● Your objective
Make an exact copy of the records, with the pictures left out.

Website and app data records
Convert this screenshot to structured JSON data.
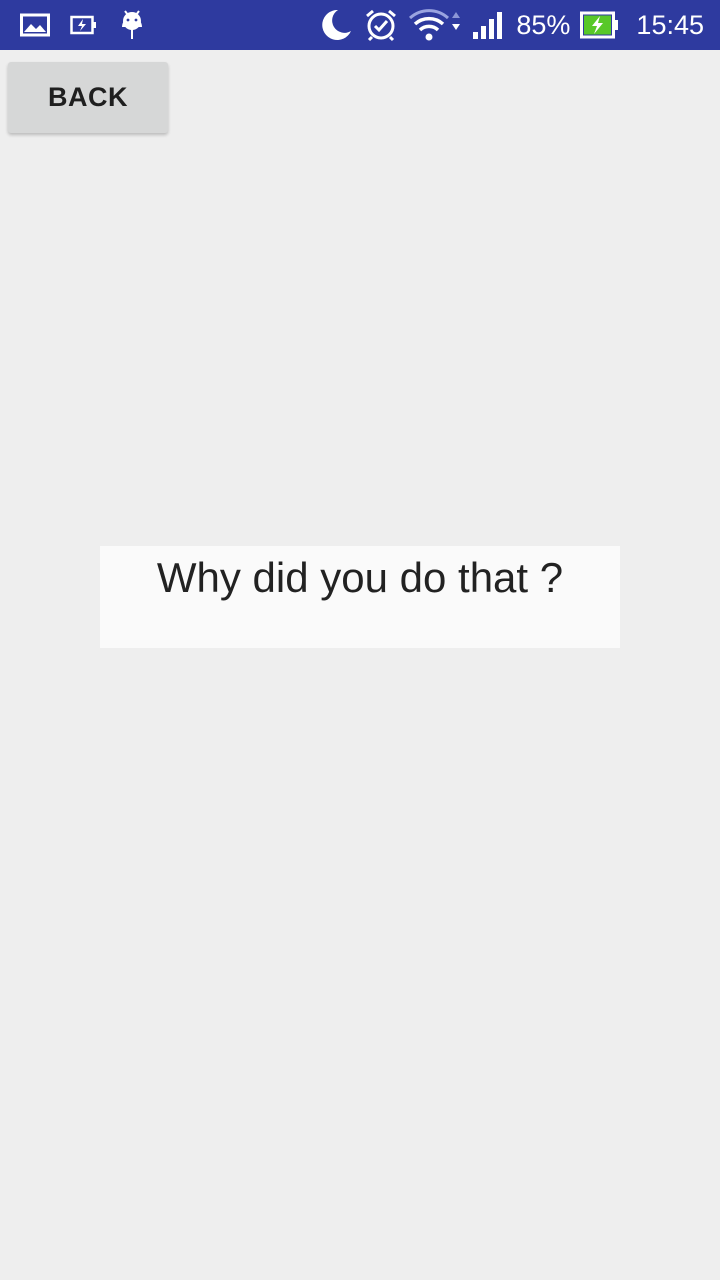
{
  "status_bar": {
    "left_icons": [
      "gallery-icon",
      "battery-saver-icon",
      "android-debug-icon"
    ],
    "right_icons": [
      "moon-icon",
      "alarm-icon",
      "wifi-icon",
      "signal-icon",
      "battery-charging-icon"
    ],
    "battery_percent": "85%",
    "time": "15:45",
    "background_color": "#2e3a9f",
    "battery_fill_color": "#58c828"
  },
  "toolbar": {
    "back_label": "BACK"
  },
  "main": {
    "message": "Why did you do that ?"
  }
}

● Solution for this task
Convert this screenshot to structured JSON data.
{
  "status_bar": {
    "left_icons": [
      "gallery-icon",
      "battery-saver-icon",
      "android-debug-icon"
    ],
    "right_icons": [
      "moon-icon",
      "alarm-icon",
      "wifi-icon",
      "signal-icon",
      "battery-charging-icon"
    ],
    "battery_percent": "85%",
    "time": "15:45",
    "background_color": "#2e3a9f",
    "battery_fill_color": "#58c828"
  },
  "toolbar": {
    "back_label": "BACK"
  },
  "main": {
    "message": "Why did you do that ?"
  }
}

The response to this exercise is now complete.